=== Begin Enclosure ===
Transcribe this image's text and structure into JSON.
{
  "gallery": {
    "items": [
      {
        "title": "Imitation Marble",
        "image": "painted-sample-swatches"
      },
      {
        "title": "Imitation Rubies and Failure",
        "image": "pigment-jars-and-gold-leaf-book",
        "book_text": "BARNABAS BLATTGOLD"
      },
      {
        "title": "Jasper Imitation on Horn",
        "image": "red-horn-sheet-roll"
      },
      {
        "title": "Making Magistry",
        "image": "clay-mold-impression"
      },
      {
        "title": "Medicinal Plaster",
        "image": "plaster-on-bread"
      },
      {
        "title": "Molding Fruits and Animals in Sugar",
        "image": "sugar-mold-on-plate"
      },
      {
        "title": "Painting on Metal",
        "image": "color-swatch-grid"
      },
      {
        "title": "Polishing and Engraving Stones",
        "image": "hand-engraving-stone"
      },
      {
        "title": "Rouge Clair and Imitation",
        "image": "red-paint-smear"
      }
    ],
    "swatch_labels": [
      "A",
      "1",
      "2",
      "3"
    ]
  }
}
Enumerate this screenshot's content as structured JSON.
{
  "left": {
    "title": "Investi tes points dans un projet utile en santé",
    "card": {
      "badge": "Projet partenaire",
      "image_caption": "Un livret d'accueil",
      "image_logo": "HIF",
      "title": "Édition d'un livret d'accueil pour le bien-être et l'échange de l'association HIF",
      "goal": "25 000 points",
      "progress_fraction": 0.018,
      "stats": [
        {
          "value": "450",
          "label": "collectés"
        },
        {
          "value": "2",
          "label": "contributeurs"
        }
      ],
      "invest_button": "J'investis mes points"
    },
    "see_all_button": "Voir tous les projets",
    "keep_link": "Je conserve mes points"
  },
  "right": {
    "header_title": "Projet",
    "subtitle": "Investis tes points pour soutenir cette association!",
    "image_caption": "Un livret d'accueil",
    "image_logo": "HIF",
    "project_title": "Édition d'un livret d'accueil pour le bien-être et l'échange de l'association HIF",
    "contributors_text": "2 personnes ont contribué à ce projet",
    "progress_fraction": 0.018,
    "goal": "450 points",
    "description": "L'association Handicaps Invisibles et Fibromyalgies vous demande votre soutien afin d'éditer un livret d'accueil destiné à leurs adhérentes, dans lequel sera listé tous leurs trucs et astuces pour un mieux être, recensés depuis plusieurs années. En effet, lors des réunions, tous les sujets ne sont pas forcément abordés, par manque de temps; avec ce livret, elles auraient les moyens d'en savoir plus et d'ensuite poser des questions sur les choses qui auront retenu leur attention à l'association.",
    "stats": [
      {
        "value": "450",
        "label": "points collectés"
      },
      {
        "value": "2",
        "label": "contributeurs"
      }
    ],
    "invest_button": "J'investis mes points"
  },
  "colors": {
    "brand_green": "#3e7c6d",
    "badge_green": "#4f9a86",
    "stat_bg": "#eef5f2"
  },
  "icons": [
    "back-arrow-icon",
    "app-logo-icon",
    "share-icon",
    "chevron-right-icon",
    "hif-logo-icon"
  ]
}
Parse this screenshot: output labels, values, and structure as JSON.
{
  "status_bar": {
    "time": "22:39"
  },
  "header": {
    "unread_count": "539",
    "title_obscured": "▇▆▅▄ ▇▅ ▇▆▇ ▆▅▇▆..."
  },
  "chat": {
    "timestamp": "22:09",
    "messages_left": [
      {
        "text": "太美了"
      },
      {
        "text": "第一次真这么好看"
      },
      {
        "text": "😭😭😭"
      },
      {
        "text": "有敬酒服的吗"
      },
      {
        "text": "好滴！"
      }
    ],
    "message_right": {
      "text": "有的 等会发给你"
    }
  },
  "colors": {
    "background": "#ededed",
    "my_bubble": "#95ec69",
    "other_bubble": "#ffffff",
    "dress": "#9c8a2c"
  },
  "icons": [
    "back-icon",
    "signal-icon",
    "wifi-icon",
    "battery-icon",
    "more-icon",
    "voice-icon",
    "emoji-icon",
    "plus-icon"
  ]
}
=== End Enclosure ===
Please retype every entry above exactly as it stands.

▸ EXERCISE ANSWER:
Transcribe this image's text and structure into JSON.
{
  "gallery": {
    "items": [
      {
        "title": "Imitation Marble",
        "image": "painted-sample-swatches"
      },
      {
        "title": "Imitation Rubies and Failure",
        "image": "pigment-jars-and-gold-leaf-book",
        "book_text": "BARNABAS BLATTGOLD"
      },
      {
        "title": "Jasper Imitation on Horn",
        "image": "red-horn-sheet-roll"
      },
      {
        "title": "Making Magistry",
        "image": "clay-mold-impression"
      },
      {
        "title": "Medicinal Plaster",
        "image": "plaster-on-bread"
      },
      {
        "title": "Molding Fruits and Animals in Sugar",
        "image": "sugar-mold-on-plate"
      },
      {
        "title": "Painting on Metal",
        "image": "color-swatch-grid"
      },
      {
        "title": "Polishing and Engraving Stones",
        "image": "hand-engraving-stone"
      },
      {
        "title": "Rouge Clair and Imitation",
        "image": "red-paint-smear"
      }
    ],
    "swatch_labels": [
      "A",
      "1",
      "2",
      "3"
    ]
  }
}
Enumerate this screenshot's content as structured JSON.
{
  "left": {
    "title": "Investi tes points dans un projet utile en santé",
    "card": {
      "badge": "Projet partenaire",
      "image_caption": "Un livret d'accueil",
      "image_logo": "HIF",
      "title": "Édition d'un livret d'accueil pour le bien-être et l'échange de l'association HIF",
      "goal": "25 000 points",
      "progress_fraction": 0.018,
      "stats": [
        {
          "value": "450",
          "label": "collectés"
        },
        {
          "value": "2",
          "label": "contributeurs"
        }
      ],
      "invest_button": "J'investis mes points"
    },
    "see_all_button": "Voir tous les projets",
    "keep_link": "Je conserve mes points"
  },
  "right": {
    "header_title": "Projet",
    "subtitle": "Investis tes points pour soutenir cette association!",
    "image_caption": "Un livret d'accueil",
    "image_logo": "HIF",
    "project_title": "Édition d'un livret d'accueil pour le bien-être et l'échange de l'association HIF",
    "contributors_text": "2 personnes ont contribué à ce projet",
    "progress_fraction": 0.018,
    "goal": "450 points",
    "description": "L'association Handicaps Invisibles et Fibromyalgies vous demande votre soutien afin d'éditer un livret d'accueil destiné à leurs adhérentes, dans lequel sera listé tous leurs trucs et astuces pour un mieux être, recensés depuis plusieurs années. En effet, lors des réunions, tous les sujets ne sont pas forcément abordés, par manque de temps; avec ce livret, elles auraient les moyens d'en savoir plus et d'ensuite poser des questions sur les choses qui auront retenu leur attention à l'association.",
    "stats": [
      {
        "value": "450",
        "label": "points collectés"
      },
      {
        "value": "2",
        "label": "contributeurs"
      }
    ],
    "invest_button": "J'investis mes points"
  },
  "colors": {
    "brand_green": "#3e7c6d",
    "badge_green": "#4f9a86",
    "stat_bg": "#eef5f2"
  },
  "icons": [
    "back-arrow-icon",
    "app-logo-icon",
    "share-icon",
    "chevron-right-icon",
    "hif-logo-icon"
  ]
}
Parse this screenshot: output labels, values, and structure as JSON.
{
  "status_bar": {
    "time": "22:39"
  },
  "header": {
    "unread_count": "539",
    "title_obscured": "▇▆▅▄ ▇▅ ▇▆▇ ▆▅▇▆..."
  },
  "chat": {
    "timestamp": "22:09",
    "messages_left": [
      {
        "text": "太美了"
      },
      {
        "text": "第一次真这么好看"
      },
      {
        "text": "😭😭😭"
      },
      {
        "text": "有敬酒服的吗"
      },
      {
        "text": "好滴！"
      }
    ],
    "message_right": {
      "text": "有的 等会发给你"
    }
  },
  "colors": {
    "background": "#ededed",
    "my_bubble": "#95ec69",
    "other_bubble": "#ffffff",
    "dress": "#9c8a2c"
  },
  "icons": [
    "back-icon",
    "signal-icon",
    "wifi-icon",
    "battery-icon",
    "more-icon",
    "voice-icon",
    "emoji-icon",
    "plus-icon"
  ]
}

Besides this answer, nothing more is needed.